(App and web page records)
=== Begin Enclosure ===

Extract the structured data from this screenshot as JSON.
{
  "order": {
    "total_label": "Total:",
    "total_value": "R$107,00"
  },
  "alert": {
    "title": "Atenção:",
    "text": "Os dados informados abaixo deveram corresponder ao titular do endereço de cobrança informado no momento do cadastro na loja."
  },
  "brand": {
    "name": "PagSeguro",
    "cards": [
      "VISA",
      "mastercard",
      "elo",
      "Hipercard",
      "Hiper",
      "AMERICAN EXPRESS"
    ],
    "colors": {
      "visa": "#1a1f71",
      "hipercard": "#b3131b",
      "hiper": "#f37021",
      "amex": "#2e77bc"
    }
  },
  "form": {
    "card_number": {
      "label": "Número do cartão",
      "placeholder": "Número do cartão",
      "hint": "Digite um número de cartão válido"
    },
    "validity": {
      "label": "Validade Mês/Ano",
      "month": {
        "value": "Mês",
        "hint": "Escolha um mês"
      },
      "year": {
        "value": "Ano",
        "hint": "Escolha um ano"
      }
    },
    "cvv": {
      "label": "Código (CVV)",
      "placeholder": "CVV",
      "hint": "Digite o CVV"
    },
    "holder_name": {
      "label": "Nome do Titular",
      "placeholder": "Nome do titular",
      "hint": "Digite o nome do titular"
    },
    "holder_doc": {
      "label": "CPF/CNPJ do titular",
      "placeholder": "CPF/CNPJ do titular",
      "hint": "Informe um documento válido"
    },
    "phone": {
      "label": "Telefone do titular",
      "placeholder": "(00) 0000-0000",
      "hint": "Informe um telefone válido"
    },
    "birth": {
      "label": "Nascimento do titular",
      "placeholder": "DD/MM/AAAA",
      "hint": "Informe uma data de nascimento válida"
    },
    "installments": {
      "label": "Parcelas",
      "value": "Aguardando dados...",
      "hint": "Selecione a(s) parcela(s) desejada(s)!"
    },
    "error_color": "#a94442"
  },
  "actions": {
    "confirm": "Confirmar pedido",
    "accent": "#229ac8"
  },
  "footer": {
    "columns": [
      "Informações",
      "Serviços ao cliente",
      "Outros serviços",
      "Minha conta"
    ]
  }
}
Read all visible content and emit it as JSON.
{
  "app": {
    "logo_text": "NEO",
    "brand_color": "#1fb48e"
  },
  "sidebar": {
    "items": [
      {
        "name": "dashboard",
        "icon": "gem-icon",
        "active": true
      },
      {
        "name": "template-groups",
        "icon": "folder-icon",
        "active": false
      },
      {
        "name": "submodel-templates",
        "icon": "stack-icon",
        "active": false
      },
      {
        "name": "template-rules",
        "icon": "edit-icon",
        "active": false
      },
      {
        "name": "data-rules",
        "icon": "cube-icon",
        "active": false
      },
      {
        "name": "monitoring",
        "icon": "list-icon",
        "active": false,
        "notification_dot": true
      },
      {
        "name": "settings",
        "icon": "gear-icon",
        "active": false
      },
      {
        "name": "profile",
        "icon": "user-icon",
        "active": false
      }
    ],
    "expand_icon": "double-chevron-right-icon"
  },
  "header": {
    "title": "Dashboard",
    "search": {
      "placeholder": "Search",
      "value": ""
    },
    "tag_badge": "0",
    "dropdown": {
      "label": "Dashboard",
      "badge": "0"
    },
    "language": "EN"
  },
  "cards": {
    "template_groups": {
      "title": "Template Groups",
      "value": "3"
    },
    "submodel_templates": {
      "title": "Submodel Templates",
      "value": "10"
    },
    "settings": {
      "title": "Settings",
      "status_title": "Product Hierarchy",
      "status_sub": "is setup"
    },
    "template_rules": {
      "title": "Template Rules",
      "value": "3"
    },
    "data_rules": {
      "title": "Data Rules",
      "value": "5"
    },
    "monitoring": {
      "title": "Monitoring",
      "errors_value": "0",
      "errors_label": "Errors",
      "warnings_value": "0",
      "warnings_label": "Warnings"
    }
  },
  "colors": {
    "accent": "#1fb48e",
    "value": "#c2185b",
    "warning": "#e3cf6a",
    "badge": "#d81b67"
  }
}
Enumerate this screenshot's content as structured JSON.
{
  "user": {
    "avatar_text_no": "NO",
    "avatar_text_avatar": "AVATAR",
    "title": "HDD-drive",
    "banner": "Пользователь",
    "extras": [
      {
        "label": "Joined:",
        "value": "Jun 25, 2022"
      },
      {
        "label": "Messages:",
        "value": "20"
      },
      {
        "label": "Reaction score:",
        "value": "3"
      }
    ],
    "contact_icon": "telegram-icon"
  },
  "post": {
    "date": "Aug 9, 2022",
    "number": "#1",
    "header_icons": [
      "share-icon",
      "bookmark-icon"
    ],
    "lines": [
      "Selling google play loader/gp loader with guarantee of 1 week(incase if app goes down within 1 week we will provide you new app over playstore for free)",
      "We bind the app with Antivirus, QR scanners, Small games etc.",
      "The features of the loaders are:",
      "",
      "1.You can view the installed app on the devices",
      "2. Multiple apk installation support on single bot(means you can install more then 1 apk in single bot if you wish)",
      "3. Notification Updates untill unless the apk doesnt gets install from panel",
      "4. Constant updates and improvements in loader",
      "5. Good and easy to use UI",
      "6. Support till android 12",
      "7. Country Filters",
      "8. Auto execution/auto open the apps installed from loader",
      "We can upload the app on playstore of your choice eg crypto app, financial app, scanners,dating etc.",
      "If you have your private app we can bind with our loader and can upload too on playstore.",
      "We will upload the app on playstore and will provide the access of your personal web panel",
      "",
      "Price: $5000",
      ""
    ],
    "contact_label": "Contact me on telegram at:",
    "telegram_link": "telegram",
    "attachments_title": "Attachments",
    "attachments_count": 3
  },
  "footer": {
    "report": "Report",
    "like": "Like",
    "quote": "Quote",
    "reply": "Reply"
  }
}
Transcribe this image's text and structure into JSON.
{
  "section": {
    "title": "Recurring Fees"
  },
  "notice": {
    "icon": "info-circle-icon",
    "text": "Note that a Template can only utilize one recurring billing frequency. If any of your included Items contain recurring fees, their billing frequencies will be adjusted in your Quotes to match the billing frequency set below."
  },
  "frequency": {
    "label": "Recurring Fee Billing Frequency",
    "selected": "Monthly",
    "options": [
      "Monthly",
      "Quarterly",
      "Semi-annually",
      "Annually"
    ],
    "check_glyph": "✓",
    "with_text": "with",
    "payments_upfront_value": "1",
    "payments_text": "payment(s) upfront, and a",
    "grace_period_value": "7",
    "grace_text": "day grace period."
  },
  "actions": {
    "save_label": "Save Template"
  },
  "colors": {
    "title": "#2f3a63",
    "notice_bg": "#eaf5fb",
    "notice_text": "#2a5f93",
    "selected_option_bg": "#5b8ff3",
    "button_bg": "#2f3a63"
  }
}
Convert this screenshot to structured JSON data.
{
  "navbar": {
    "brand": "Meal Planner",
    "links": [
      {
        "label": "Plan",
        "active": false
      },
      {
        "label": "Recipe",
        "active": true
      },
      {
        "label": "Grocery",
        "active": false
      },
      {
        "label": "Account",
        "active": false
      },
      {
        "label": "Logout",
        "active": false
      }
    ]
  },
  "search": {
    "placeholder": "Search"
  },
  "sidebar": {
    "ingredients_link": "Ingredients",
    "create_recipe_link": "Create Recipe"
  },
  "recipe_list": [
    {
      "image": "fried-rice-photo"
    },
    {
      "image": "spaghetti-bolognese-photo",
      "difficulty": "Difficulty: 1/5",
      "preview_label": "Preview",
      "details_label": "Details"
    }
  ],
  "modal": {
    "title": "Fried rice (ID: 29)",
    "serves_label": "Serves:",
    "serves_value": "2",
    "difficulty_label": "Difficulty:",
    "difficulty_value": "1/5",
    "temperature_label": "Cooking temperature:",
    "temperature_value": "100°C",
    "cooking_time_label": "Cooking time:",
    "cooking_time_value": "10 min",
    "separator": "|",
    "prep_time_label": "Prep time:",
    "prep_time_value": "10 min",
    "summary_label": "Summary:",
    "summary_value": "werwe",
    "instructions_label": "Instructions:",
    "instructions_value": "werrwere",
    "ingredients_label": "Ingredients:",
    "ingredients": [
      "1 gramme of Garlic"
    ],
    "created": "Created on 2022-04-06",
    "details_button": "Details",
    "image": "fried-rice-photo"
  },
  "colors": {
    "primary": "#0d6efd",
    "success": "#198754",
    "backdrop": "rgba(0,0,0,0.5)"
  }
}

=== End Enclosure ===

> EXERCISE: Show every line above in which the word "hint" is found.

> TASK RESULT:
      "hint": "Digite um número de cartão válido"
        "hint": "Escolha um mês"
        "hint": "Escolha um ano"
      "hint": "Digite o CVV"
      "hint": "Digite o nome do titular"
      "hint": "Informe um documento válido"
      "hint": "Informe um telefone válido"
      "hint": "Informe uma data de nascimento válida"
      "hint": "Selecione a(s) parcela(s) desejada(s)!"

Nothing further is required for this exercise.